__WHAT THE TASK ASKS__
Locate all lines in the data below that hold "segs" and show them.

START SOURCE MATERIAL

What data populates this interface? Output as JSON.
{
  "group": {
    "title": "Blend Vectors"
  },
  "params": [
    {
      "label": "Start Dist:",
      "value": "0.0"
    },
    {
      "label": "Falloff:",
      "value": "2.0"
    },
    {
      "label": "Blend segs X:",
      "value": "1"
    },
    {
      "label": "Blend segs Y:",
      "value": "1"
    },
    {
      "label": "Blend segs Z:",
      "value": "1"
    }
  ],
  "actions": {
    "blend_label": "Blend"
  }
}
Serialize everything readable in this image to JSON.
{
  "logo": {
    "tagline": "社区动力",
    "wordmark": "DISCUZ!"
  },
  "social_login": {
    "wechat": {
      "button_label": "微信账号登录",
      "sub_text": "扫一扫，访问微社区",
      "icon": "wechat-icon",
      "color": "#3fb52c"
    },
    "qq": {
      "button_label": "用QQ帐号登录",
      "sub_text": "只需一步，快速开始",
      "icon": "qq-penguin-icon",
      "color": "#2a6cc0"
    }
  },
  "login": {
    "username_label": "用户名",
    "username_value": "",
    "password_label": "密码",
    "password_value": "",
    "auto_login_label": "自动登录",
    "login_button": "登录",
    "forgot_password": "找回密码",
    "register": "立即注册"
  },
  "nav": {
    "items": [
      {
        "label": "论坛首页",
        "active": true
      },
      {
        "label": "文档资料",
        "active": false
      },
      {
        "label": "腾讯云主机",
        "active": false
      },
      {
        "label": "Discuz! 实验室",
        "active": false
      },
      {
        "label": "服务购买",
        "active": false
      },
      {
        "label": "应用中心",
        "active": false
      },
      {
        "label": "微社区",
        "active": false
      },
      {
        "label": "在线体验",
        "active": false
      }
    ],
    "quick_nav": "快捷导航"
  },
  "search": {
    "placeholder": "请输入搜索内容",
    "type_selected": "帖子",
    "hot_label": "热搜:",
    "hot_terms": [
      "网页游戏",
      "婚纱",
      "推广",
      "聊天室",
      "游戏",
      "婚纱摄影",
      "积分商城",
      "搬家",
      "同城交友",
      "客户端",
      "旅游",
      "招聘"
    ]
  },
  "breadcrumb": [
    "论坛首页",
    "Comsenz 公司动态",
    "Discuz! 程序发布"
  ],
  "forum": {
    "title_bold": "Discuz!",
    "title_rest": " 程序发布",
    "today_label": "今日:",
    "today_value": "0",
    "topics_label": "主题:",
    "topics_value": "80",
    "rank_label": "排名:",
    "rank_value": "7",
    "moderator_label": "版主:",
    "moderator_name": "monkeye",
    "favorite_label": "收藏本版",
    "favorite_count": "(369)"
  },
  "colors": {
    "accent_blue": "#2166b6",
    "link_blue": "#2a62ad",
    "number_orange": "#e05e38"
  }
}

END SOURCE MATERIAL

__SOLUTION BELOW__
      "label": "Blend segs X:",
      "label": "Blend segs Y:",
      "label": "Blend segs Z:",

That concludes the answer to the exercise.